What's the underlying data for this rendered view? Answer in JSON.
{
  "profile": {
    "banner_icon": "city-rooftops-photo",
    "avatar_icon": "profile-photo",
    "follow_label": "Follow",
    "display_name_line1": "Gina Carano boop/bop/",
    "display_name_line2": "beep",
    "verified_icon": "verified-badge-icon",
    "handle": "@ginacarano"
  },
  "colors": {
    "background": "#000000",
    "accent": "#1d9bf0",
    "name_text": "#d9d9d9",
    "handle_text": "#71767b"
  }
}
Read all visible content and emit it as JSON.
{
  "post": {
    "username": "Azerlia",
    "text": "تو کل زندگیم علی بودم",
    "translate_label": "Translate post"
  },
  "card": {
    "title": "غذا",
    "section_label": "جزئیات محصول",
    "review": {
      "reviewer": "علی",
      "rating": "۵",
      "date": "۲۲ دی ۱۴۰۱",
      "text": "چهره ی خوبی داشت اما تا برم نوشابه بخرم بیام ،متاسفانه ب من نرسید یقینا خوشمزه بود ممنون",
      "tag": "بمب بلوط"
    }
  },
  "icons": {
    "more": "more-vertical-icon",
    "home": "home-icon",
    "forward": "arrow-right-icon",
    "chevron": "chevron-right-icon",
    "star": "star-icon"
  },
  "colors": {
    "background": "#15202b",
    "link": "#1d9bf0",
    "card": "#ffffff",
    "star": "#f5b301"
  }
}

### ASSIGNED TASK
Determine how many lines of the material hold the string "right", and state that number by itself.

### SOLVED EXERCISE
2